*Work to complete:*
Print the lines below exactly as written, with none missing.

*Input for this task:*
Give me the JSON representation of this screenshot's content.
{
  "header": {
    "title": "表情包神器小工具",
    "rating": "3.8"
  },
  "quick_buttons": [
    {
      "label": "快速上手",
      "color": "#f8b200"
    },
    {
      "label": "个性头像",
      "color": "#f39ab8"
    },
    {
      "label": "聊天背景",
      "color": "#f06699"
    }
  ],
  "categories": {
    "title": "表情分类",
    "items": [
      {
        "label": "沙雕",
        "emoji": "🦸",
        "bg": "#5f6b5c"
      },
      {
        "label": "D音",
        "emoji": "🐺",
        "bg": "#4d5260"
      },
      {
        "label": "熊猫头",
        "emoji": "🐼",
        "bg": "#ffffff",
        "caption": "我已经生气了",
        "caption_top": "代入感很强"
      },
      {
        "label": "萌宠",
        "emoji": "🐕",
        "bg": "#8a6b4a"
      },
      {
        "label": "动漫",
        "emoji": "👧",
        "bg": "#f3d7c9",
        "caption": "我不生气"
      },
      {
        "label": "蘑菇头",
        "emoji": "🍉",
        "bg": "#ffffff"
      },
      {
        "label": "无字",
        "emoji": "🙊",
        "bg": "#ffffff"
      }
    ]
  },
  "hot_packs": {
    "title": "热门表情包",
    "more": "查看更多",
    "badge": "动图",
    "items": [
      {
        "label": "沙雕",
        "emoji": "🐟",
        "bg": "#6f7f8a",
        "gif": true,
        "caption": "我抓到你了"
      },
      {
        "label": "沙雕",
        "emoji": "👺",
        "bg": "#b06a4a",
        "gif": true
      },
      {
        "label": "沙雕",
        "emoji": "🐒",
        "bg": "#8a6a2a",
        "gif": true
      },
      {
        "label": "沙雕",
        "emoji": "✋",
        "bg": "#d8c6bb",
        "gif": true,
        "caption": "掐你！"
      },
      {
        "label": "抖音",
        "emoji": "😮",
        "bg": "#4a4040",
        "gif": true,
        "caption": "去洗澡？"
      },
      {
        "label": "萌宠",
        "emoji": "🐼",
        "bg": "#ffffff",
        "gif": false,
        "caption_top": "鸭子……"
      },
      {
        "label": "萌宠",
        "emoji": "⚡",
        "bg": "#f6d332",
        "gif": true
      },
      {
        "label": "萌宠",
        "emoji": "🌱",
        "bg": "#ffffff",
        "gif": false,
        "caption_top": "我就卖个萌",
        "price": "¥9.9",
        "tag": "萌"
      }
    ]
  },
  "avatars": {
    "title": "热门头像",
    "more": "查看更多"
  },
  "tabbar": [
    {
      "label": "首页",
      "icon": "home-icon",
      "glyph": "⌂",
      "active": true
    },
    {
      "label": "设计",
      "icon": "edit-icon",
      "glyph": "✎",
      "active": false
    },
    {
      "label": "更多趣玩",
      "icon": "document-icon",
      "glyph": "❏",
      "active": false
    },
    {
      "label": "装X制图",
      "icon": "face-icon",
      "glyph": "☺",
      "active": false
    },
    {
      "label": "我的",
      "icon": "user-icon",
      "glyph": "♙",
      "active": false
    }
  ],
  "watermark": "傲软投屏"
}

*Answer section:*
Give me the JSON representation of this screenshot's content.
{
  "header": {
    "title": "表情包神器小工具",
    "rating": "3.8"
  },
  "quick_buttons": [
    {
      "label": "快速上手",
      "color": "#f8b200"
    },
    {
      "label": "个性头像",
      "color": "#f39ab8"
    },
    {
      "label": "聊天背景",
      "color": "#f06699"
    }
  ],
  "categories": {
    "title": "表情分类",
    "items": [
      {
        "label": "沙雕",
        "emoji": "🦸",
        "bg": "#5f6b5c"
      },
      {
        "label": "D音",
        "emoji": "🐺",
        "bg": "#4d5260"
      },
      {
        "label": "熊猫头",
        "emoji": "🐼",
        "bg": "#ffffff",
        "caption": "我已经生气了",
        "caption_top": "代入感很强"
      },
      {
        "label": "萌宠",
        "emoji": "🐕",
        "bg": "#8a6b4a"
      },
      {
        "label": "动漫",
        "emoji": "👧",
        "bg": "#f3d7c9",
        "caption": "我不生气"
      },
      {
        "label": "蘑菇头",
        "emoji": "🍉",
        "bg": "#ffffff"
      },
      {
        "label": "无字",
        "emoji": "🙊",
        "bg": "#ffffff"
      }
    ]
  },
  "hot_packs": {
    "title": "热门表情包",
    "more": "查看更多",
    "badge": "动图",
    "items": [
      {
        "label": "沙雕",
        "emoji": "🐟",
        "bg": "#6f7f8a",
        "gif": true,
        "caption": "我抓到你了"
      },
      {
        "label": "沙雕",
        "emoji": "👺",
        "bg": "#b06a4a",
        "gif": true
      },
      {
        "label": "沙雕",
        "emoji": "🐒",
        "bg": "#8a6a2a",
        "gif": true
      },
      {
        "label": "沙雕",
        "emoji": "✋",
        "bg": "#d8c6bb",
        "gif": true,
        "caption": "掐你！"
      },
      {
        "label": "抖音",
        "emoji": "😮",
        "bg": "#4a4040",
        "gif": true,
        "caption": "去洗澡？"
      },
      {
        "label": "萌宠",
        "emoji": "🐼",
        "bg": "#ffffff",
        "gif": false,
        "caption_top": "鸭子……"
      },
      {
        "label": "萌宠",
        "emoji": "⚡",
        "bg": "#f6d332",
        "gif": true
      },
      {
        "label": "萌宠",
        "emoji": "🌱",
        "bg": "#ffffff",
        "gif": false,
        "caption_top": "我就卖个萌",
        "price": "¥9.9",
        "tag": "萌"
      }
    ]
  },
  "avatars": {
    "title": "热门头像",
    "more": "查看更多"
  },
  "tabbar": [
    {
      "label": "首页",
      "icon": "home-icon",
      "glyph": "⌂",
      "active": true
    },
    {
      "label": "设计",
      "icon": "edit-icon",
      "glyph": "✎",
      "active": false
    },
    {
      "label": "更多趣玩",
      "icon": "document-icon",
      "glyph": "❏",
      "active": false
    },
    {
      "label": "装X制图",
      "icon": "face-icon",
      "glyph": "☺",
      "active": false
    },
    {
      "label": "我的",
      "icon": "user-icon",
      "glyph": "♙",
      "active": false
    }
  ],
  "watermark": "傲软投屏"
}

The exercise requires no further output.